[Dataset records]
....
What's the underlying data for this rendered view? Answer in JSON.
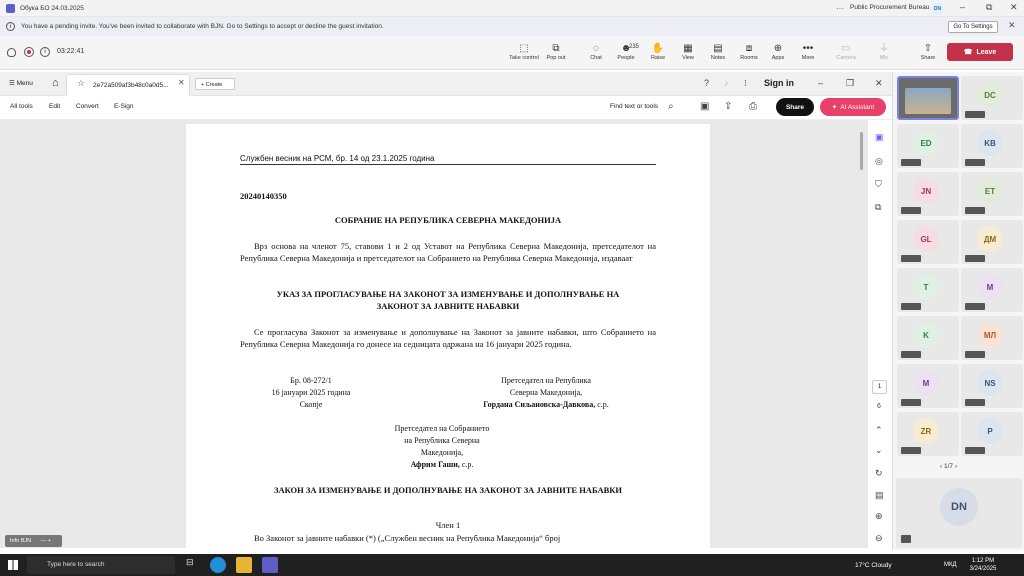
{
  "window": {
    "title": "Обука БО 24.03.2025",
    "org": "Public Procurement Bureau",
    "avatar": "DN"
  },
  "banner": {
    "text": "You have a pending invite. You've been invited to collaborate with BJN. Go to Settings to accept or decline the guest invitation.",
    "button": "Go To Settings"
  },
  "meeting": {
    "timer": "03:22:41",
    "tools": [
      {
        "label": "Take control",
        "icon": "⬚"
      },
      {
        "label": "Pop out",
        "icon": "⧉"
      },
      {
        "label": "Chat",
        "icon": "◌"
      },
      {
        "label": "People",
        "icon": "☻",
        "count": "235"
      },
      {
        "label": "Raise",
        "icon": "✋"
      },
      {
        "label": "View",
        "icon": "▦"
      },
      {
        "label": "Notes",
        "icon": "▤"
      },
      {
        "label": "Rooms",
        "icon": "⧈"
      },
      {
        "label": "Apps",
        "icon": "⊕"
      },
      {
        "label": "More",
        "icon": "•••"
      },
      {
        "label": "Camera",
        "icon": "▭"
      },
      {
        "label": "Mic",
        "icon": "⏚"
      },
      {
        "label": "Share",
        "icon": "⇧"
      }
    ],
    "leave": "Leave"
  },
  "acrobat": {
    "menu": "Menu",
    "tab": "2e72a509af3b48c0a0d5...",
    "create": "Create",
    "signin": "Sign in",
    "tools": [
      "All tools",
      "Edit",
      "Convert",
      "E-Sign"
    ],
    "find": "Find text or tools",
    "share": "Share",
    "ai": "AI Assistant",
    "page_current": "1",
    "page_total": "6"
  },
  "doc": {
    "header": "Службен весник на РСМ, бр. 14 од 23.1.2025 година",
    "number": "20240140350",
    "assembly": "СОБРАНИЕ НА РЕПУБЛИКА СЕВЕРНА МАКЕДОНИЈА",
    "para1": "Врз основа на членот 75, ставови 1 и 2 од Уставот на Република Северна Македонија, претседателот на Република Северна Македонија и претседателот на Собранието на Република Северна Македонија, издаваат",
    "decree": "УКАЗ ЗА ПРОГЛАСУВАЊЕ НА ЗАКОНОТ ЗА ИЗМЕНУВАЊЕ И ДОПОЛНУВАЊЕ НА ЗАКОНОТ ЗА ЈАВНИТЕ НАБАВКИ",
    "para2": "Се прогласува Законот за изменување и дополнување на Законот за јавните набавки, што Собранието на Република Северна Македонија го донесе на седницата одржана на 16 јануари 2025 година.",
    "left": [
      "Бр. 08-272/1",
      "16 јануари 2025 година",
      "Скопје"
    ],
    "right": [
      "Претседател на Република",
      "Северна Македонија,",
      "Гордана Сиљановска-Давкова,",
      "с.р."
    ],
    "center": [
      "Претседател на Собранието",
      "на Република Северна",
      "Македонија,",
      "Африм Гаши,",
      "с.р."
    ],
    "law": "ЗАКОН ЗА ИЗМЕНУВАЊЕ И ДОПОЛНУВАЊЕ НА ЗАКОНОТ ЗА ЈАВНИТЕ НАБАВКИ",
    "article": "Член 1",
    "para3": "Во Законот за јавните набавки (*) („Службен весник на Република Македонија“ број"
  },
  "participants": [
    "DC",
    "ED",
    "KB",
    "JN",
    "ET",
    "GL",
    "ДМ",
    "T",
    "M",
    "K",
    "МЛ",
    "M",
    "NS",
    "ZR",
    "P"
  ],
  "pager": "1/7",
  "self": "DN",
  "infobjn": "Info BJN",
  "taskbar": {
    "search": "Type here to search",
    "weather": "17°C Cloudy",
    "lang": "МКД",
    "time": "1:12 PM",
    "date": "3/24/2025"
  }
}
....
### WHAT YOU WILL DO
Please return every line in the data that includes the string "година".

### SOLUTION TO THE EXERCISE
    "header": "Службен весник на РСМ, бр. 14 од 23.1.2025 година",
    "para2": "Се прогласува Законот за изменување и дополнување на Законот за јавните набавки, што Собранието на Република Северна Македонија го донесе на седницата одржана на 16 јануари 2025 година.",
      "16 јануари 2025 година",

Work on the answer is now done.